BRENHAM, Texas—Longwood Industries Inc. prides itself on being a diverse company, producing rubber products for 17 different markets.
But it's the oil and gas sector that stands as the largest customer for the Greensboro, N.C.-based rubber product maker, and is easily its fastest growing, according to Curtis McClamrock, vice president of sales.
Along with this growth, Longwood has added new equipment and capabilities at its Brenham facility; improved efficiencies through lean manufacturing programs that have boosted capacity at Brenham and at the company's Wythe¬ville, Va., plant; and boosted its research and development efforts to offer customers more than just molded products.
In short, the firm wants to be able to offer whatever its customers need, be it for conventional oil rig platform drilling or for the opportunities created by the newer hydraulic fracturing methods now in full growth mode in North America, said Sherry Adams, energy industry manager for the firm's Longwood Elastomers Inc. unit.

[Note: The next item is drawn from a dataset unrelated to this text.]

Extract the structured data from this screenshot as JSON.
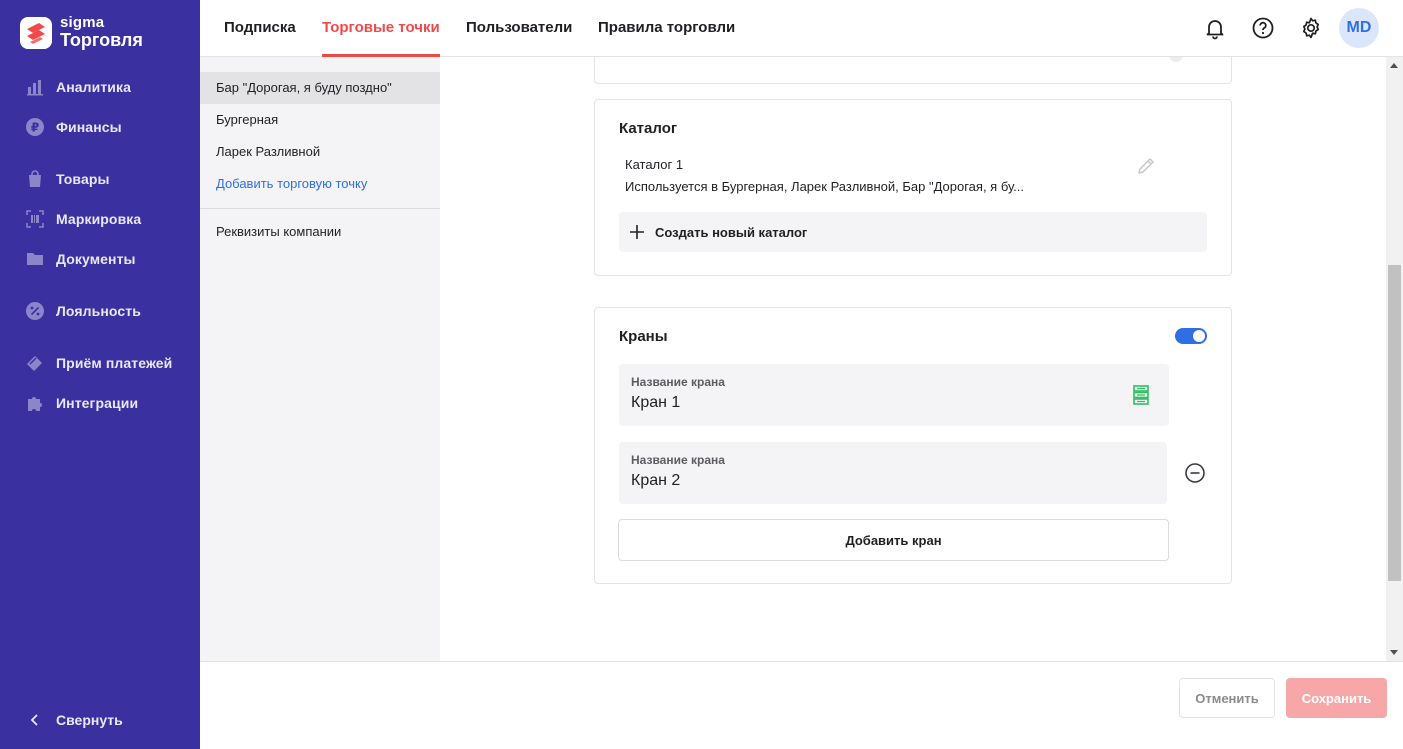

She said the products offered range from items used in downhole drilling to oil platforms, and include all-rubber goods and rubber bonded to various substrates, such as its techniques for wrapping to size and bonding rubber to pipes up to 40 feet long.

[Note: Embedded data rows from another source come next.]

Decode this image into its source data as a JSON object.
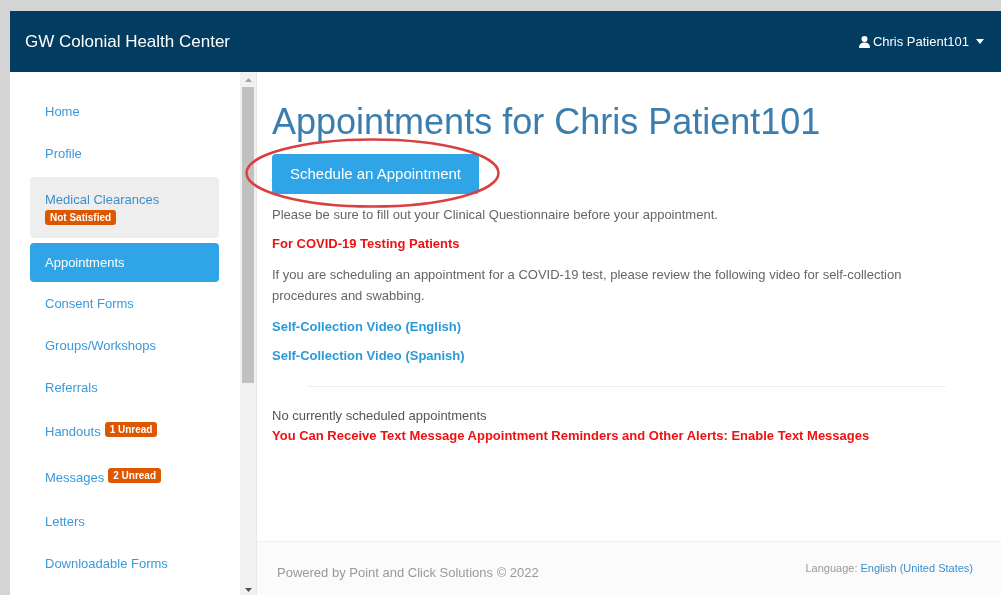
{
  "header": {
    "title": "GW Colonial Health Center",
    "user": "Chris Patient101"
  },
  "sidebar": {
    "items": [
      {
        "label": "Home",
        "selected": false,
        "shaded": false
      },
      {
        "label": "Profile",
        "selected": false,
        "shaded": false
      },
      {
        "label": "Medical Clearances",
        "selected": false,
        "shaded": true,
        "badge": "Not Satisfied"
      },
      {
        "label": "Appointments",
        "selected": true,
        "shaded": false
      },
      {
        "label": "Consent Forms",
        "selected": false,
        "shaded": false
      },
      {
        "label": "Groups/Workshops",
        "selected": false,
        "shaded": false
      },
      {
        "label": "Referrals",
        "selected": false,
        "shaded": false
      },
      {
        "label": "Handouts",
        "selected": false,
        "shaded": false,
        "badge": "1 Unread"
      },
      {
        "label": "Messages",
        "selected": false,
        "shaded": false,
        "badge": "2 Unread"
      },
      {
        "label": "Letters",
        "selected": false,
        "shaded": false
      },
      {
        "label": "Downloadable Forms",
        "selected": false,
        "shaded": false
      }
    ]
  },
  "main": {
    "title": "Appointments for Chris Patient101",
    "schedule_button": {
      "label": "Schedule an Appointment",
      "circled": true
    },
    "notice": "Please be sure to fill out your Clinical Questionnaire before your appointment.",
    "covid_heading": "For COVID-19 Testing Patients",
    "covid_text": "If you are scheduling an appointment for a COVID-19 test, please review the following video for self-collection procedures and swabbing.",
    "links": [
      "Self-Collection Video (English)",
      "Self-Collection Video (Spanish)"
    ],
    "no_appointments": "No currently scheduled appointments",
    "sms_alert": "You Can Receive Text Message Appointment Reminders and Other Alerts: Enable Text Messages"
  },
  "footer": {
    "powered_by": "Powered by Point and Click Solutions © 2022",
    "language_label": "Language:",
    "language_value": "English (United States)"
  }
}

McClamrock said Longwood is growing on both the traditional and newer unconventional oil and gas drilling sectors, but that the fracking business definitely has advanced faster the past two years. He also noted fracking is a method being used not just for natural gas production, but for oil, too.
"They're fracking both sides of that industry," he said.
Longwood has taken several steps to keep up with the growth, both officials said. At the Brenham plant it:
c added reclaim oven capabilities that have helped to bring in new business;
c installed a 54-inch by 54-inch press to add to its large press capability;
c implemented new patented manufacturing processes that maximize production efficiency and allow for additional growth;
c hired a new plant manager and production manager, and doubled the firm's work force to about 175 over the past two years; and
c utilized its R&D center located next to the Brenham site in 2010 to help boost its oil and gas business.
While the Wytheville location hasn't seen as much activity—it does have a new plant manager—McClamrock said the company is increasing interaction between the two facilities and is looking for the Virginia plant, which employs 200, to capitalize on more opportunities expected in the Marcellus shale areas.
"We're making a big push for Wytheville to go after more of the gas side of the industry in the Northeast with the Marcellus shale," he said. "It's perfectly located for us to capitalize on it just like we've capitalized on the oil at the Brenham location."
Longwood hasn't had to physically expand its facilities because its lean manufacturing programs have been able to boost efficiency and increase capacity, McClam¬¬¬rock said.
"We've got a lot of capacity left for growth and we continue to add as we need it for whatever parts we're making," he said. "We have enough capacity to probably double our size."
The manufacturer posted sales of $80 million in 2011, the most recent figures available.
Longwood historically has been a company built on acquisitions, according to McClamrock. But several years ago ownership decided it wanted to pursue organic growth and brought in Dana Waterman as CEO. McClamrock came on board a few months later.
"We refocused the sales team and hired some new sales people," McClamrock said. "At the same time we invested in the R&D center and engineering to support what the sales team was doing. We had absolutely lost focus of what the basics are."
From Longwood's perspective, he said getting back to the basics was fairly simple: sitting down with customers, asking questions and listening. Then it's producing a quality part and delivering it in a timely manner.
"We're very customer centric," he said. "We want to know from the customer what we can do to better serve them, and then we're going to do everything in our power to do that.
Adams said the addition of the reclaim oven capability was one example of something that followed a discussion with a customer. She asked the customer how they could get more of its oil and gas business, and was told Longwood didn't have reclaim capabilities.
So she went back and worked with the engineering staff, which came up with what Longwood needed for a burn-off oven and, consequently, business has risen substantially with the customer.
"It's been a larger benefit for them because it's been an area we can handle for them," Adams said. "There was a need there for them that wasn't just molding."
Quality is king
The term "value-added" almost is a cliche in business, but it really is true in the oil and gas market, McClamrock said. While you have to be competitive on price, quality is the No. 1 requirement and delivery usually is second. "There's not a lot out there for you to have if you're just going to try to take something with price," he said.
Longwood, for example, can mold a product, put it in a kit, package it and drop-ship it for the customers, McClamrock said.
Requirements in the oil and gas industry are probably the most stringent of any industry, according to the Longwood vice president. "If you deliver a sub-par part, they're going to take business somewhere else. They can't afford for (operations) to be down or to have quality issues in the field."
That is where Longwood's increased efforts in R&D and engineering are paying off, he said. The company works with the end user or distributor serving an account to determine what problems need to be solved. Then it can follow the issue from design through prototyping, quality testing and parts production.
"The lab is used for all aspect of different products and groups within the company, but it's been a big benefit for the oil and gas sector as it's increased over the last several years," Adams said.